Jessie Buckley and Johnny Flynn channel’ earthy, seductive chance’ in Beast. Photograph: Courtesy of TIFF

Oldman’s blustering, booze-sodden action, along with Wright’s visually playful attitude, means that even without a single fire of troops on the beaches the cinema packs in as much breathless drama as Christopher Nolan’s Dunkirk . It also has the bonus of a strand of contemptuous witticism; crucial, afforded how many backgrounds imply pretentious privileged mortals in dress bracing forth in stodgy, wood-panelled rooms.

The extended showcase of British cinema premiering at the gala also includes Armando Iannucci’s abrasively comical The Death of Stalin ; Clio Barnard’s savage rural lineage drama Dark River and the striking boast entry from Michael Pearce, Beast .

Iannucci’s picture is a typically acerbic and contemptuous look at the jostling power play of the inner circle of government. In this case, however, the government is that of the USSR, shed into disarray by the deaths among Stalin. There are many rationales to watch this, but the main one is Simon Russell Beale in the role of Lavrentiy Beria. I can’t think of a rendition more saturated with gleeful malice , nor one I have enjoyed more this festival.

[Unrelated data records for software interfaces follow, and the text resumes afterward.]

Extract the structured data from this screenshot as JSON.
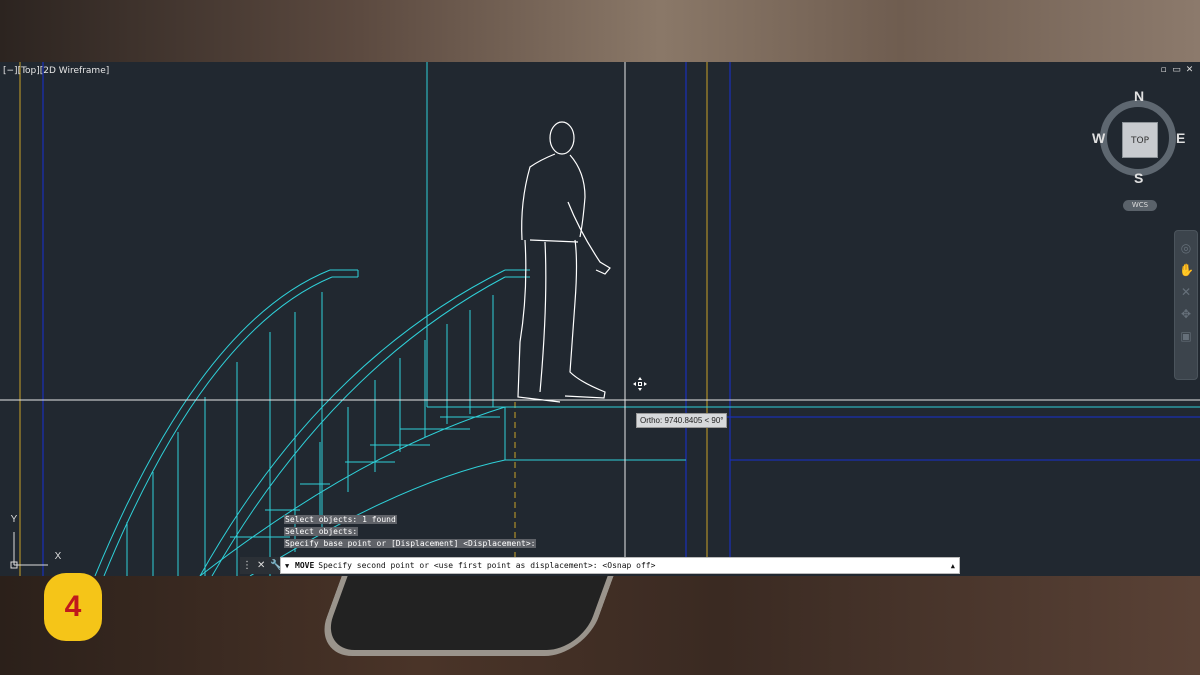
{
  "viewport": {
    "label": "[−][Top][2D Wireframe]",
    "window_controls": [
      "▫",
      "▭",
      "✕"
    ]
  },
  "viewcube": {
    "north": "N",
    "south": "S",
    "east": "E",
    "west": "W",
    "face": "TOP",
    "wcs": "WCS"
  },
  "tooltip": "Ortho: 9740.8405 < 90°",
  "command_history": [
    "Select objects: 1 found",
    "Select objects:",
    "Specify base point or [Displacement] <Displacement>:"
  ],
  "command_line": {
    "command": "MOVE",
    "prompt": "Specify second point or <use first point as displacement>:  <Osnap off>"
  },
  "ucs": {
    "x": "X",
    "y": "Y"
  },
  "step_badge": "4",
  "colors": {
    "viewport_bg": "#212830",
    "cyan_lines": "#2fd0d8",
    "blue_lines": "#1a2fb0",
    "yellow_lines": "#c9a227",
    "figure": "#ffffff",
    "badge": "#f5c518"
  }
}
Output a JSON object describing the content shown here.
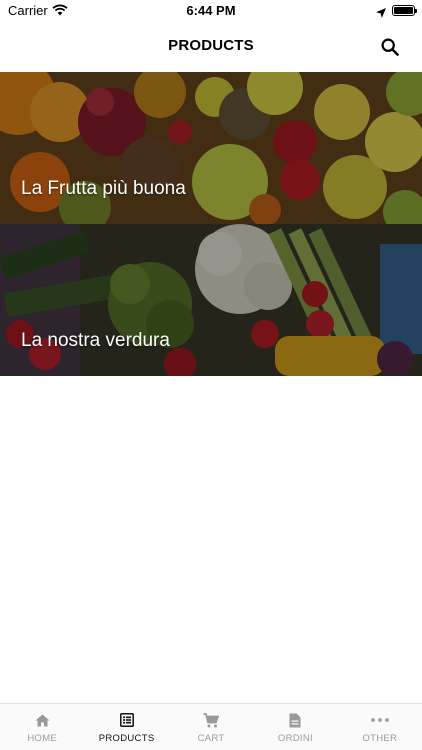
{
  "status_bar": {
    "carrier": "Carrier",
    "time": "6:44 PM"
  },
  "nav": {
    "title": "PRODUCTS",
    "search_icon": "search-icon"
  },
  "categories": [
    {
      "label": "La Frutta più buona",
      "image": "fruit-photo"
    },
    {
      "label": "La nostra verdura",
      "image": "vegetables-photo"
    }
  ],
  "tabs": [
    {
      "label": "HOME",
      "icon": "home-icon",
      "active": false
    },
    {
      "label": "PRODUCTS",
      "icon": "list-icon",
      "active": true
    },
    {
      "label": "CART",
      "icon": "cart-icon",
      "active": false
    },
    {
      "label": "ORDINI",
      "icon": "document-icon",
      "active": false
    },
    {
      "label": "OTHER",
      "icon": "more-icon",
      "active": false
    }
  ],
  "colors": {
    "active_tab": "#111111",
    "inactive_tab": "#9a9a9a",
    "overlay_text": "#ffffff"
  }
}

Lady Bird trailer

Dark River is a image that deals with the gift of insult, with Barnard’s trademark emotional intellect and sensibility, to devastating effect. And Beast channels an earthy, sexy hazard into a Sleeping With the Enemy proposition, set against the republican backdrop of Jersey. It too showcases a formidable talent, in the forms of compelling superstar Jessie Buckley.

But of all the films in this year’s festival, my favourite is another leading entry, from performer Greta Gerwig. Lady Bird , starring Saoirse Ronan as a young woman coming of age in north California, is a exultation. A dexterous, agile comedy and a utterly persuasion, fleshed-out attribute analyse, this portrait announces Gerwig as an important flair behind the camera as well as in front. Christine, aka Lady Bird( Ronan ), is a complex, maddeningly ostentatious, utterly endearing reputation. Like almost everyone else in Toronto, I fell totally in love with her.

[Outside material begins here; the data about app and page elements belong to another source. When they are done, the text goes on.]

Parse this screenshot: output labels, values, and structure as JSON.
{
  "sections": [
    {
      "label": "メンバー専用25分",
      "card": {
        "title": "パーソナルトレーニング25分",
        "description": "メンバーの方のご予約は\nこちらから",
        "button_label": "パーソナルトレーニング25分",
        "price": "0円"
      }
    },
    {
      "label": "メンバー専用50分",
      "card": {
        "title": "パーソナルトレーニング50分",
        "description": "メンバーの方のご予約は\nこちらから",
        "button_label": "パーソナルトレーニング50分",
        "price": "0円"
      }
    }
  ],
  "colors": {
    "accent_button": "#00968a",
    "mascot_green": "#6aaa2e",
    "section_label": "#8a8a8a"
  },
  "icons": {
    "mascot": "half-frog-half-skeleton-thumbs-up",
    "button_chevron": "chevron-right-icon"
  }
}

Read more: www.theguardian.com

Leave a Reply

Your email address will not be published. Required fields are marked *

900 House © 2017 - Interior design ideas, plans, reviews, tips, tricks and much much more...